Before pregnancy: I was doing 45-minute spin rides on the Peloton bike (read about my obsession here) about 4-5 times per week and doing full body HIIT workouts 1-2 days per week. I was working out consistently 5-6 days per week. My motivation for workouts was definitely to feel good, but there was definitely some vanity in it – I wanted toned arms, legs, tummy, and the works. I saw the correlation between exercise consistency and muscle definition. There’s no better feeling than feeling great on the inside and looking great on the outside.
During pregnancy: In the beginning of the pregnancy, I was sticking to my 5-6 days/week quota. Around weeks 23-26, as I got a bit larger and started feeling heavier, the workouts came down to mainly 5 days a week. Once I hit my third trimester and was waking up more tired than usual and missing those morning workouts more frequently, I felt so tired by late afternoon that I’d have to skip the day’s workout completely, and I started working out 4-5 days per week. I just listened to my body – I knew if I pushed myself while I was exhausted, I’d overwork myself or worse, injure myself due to improper form.
Intensity of workouts
Before pregnancy: Pretty much full throttle. I’m the kind of gal who likes to be out of breath for most of the workout. When I’m in a spin class and the instructor gives a metric range for resistance (ie ’40 to 50′), I’ll go 50, or maybe 51/52. I love to push my limits and challenge my body. If I’m not dripping in sweat by the end of a workout, it was a waste of my time! Unless it’s yoga, of course – that’s more restorative for me.

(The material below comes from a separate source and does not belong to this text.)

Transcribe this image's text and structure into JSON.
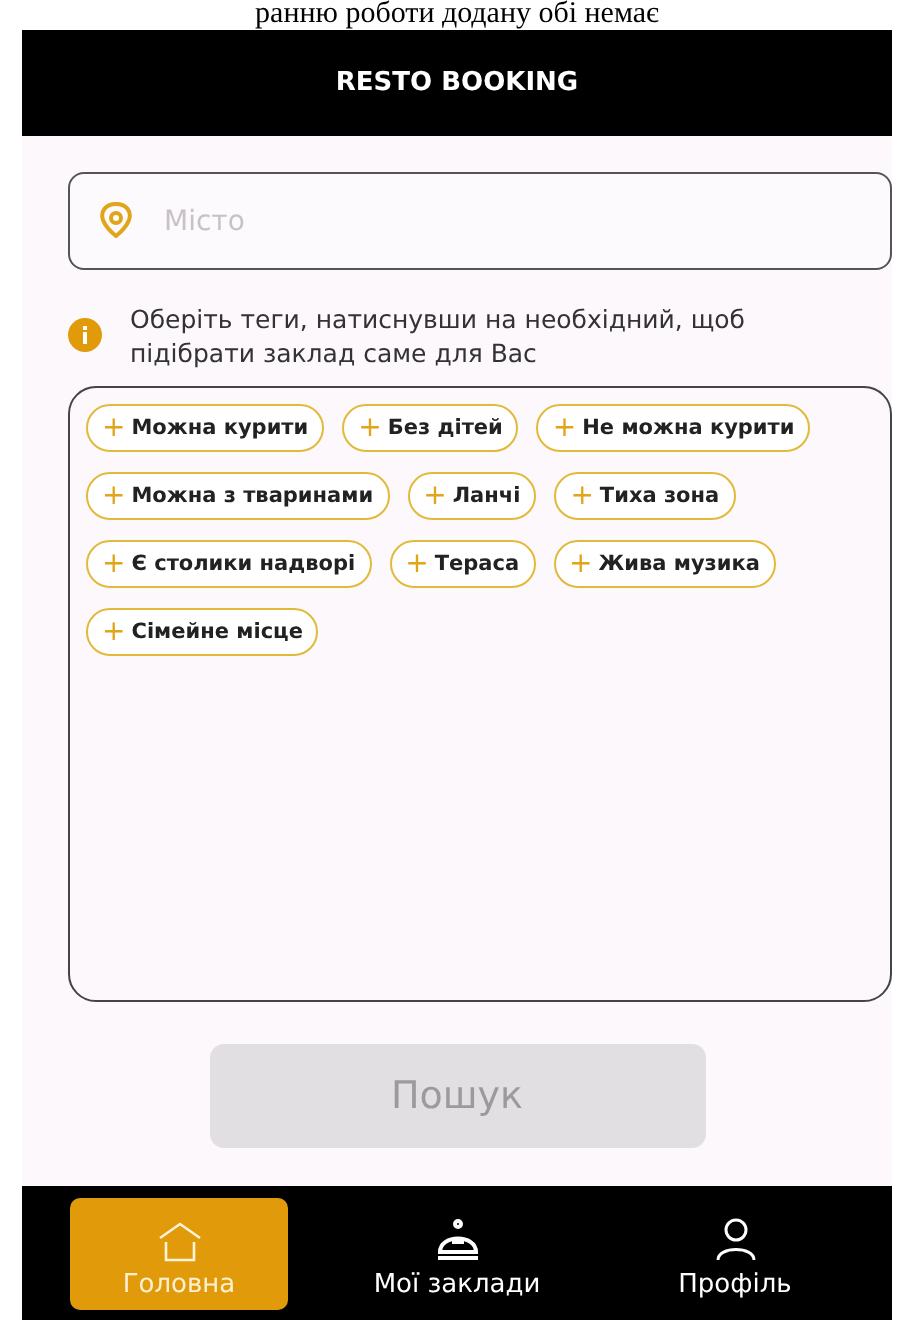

During pregnancy: I definitely lowered the intensity. First, the moment I became pregnant, I started lifting 10 pound dumbbells instead of 15s and 20s. Up until about week 25 I was fine with high intensity, but once my belly got larger and I started experiencing back pain and sore hips, I started to lower the intensity and modify my moves. I tried doing 30 minute spin classes instead of 45 minutes. I took longer breaks in between moves and sets during HIIT. Now, at week 31, I get out of breath easily, so it’s hard to keep up a high intensity, so again, listening to my body is important!
Time of workouts
Before pregnancy: In January 2017, I made a resolution to become a morning person and I did this by pushing my typically afternoon/early evening workouts into morning workouts, waking up at 6:15am. I was consistently working out at 6:30am (with a 6:15am wakeup call.) In 2016, I was the exact opposite – 90% of my workouts were after 5pm.
During pregnancy: In the first trimester, I was pooped by 2pm, so I knew there was no way I would exercise if it wasn’t first thing in the morning. When I wake up (still to this day) I have the most energy – I wake up feeling refreshed and ready to hop out of bed. Knock on wood, I haven’t had any issues sleeping. So basically, I set the pattern of working out early in the morning. Towards the middle and end of my second trimester, I started building back in 5/6pm workouts, but I found that I wasn’t as consistent as I was with those morning workouts. Now, in my third trimester, I feel SO much bigger and heavier in the afternoons, so if I don’t make the workout in the morning, it likely won’t happen – or if it does, it’s really uncomfortable, so I’ve been trying to make those 6:15am wakeup calls!
Duration of workouts
Before pregnancy: My workouts typically lasted 45 minutes to 1 hour. I’d say it was 50% 45 minutes and 50% 1 hour. Like my work days, I am very efficient during my workouts – there’s no checking Instagram in between sets, there’s more squatting or running in place. And on the spin bike, I’m too sweaty and out of breath to do anything else but spin! I always take my before and afters, but during the workout, it’s balls to the wall!
During pregnancy: I have been much more lenient with myself. However, I try to get 45 minute workouts in 80% of the time, and the rest of the time, it’s 30 minutes. Sometimes I’ll just do a 30 minute spin ride and be done or I’ll do a 30 minute HIIT workout and call it a day. I’m more lenient, because I know that my body is simultaneously growing another human, so I try to practice a bit of self-care. When I feel like my workout wasn’t ‘grueling’ enough, I sometimes supplement with extra walking outside that day or something like that.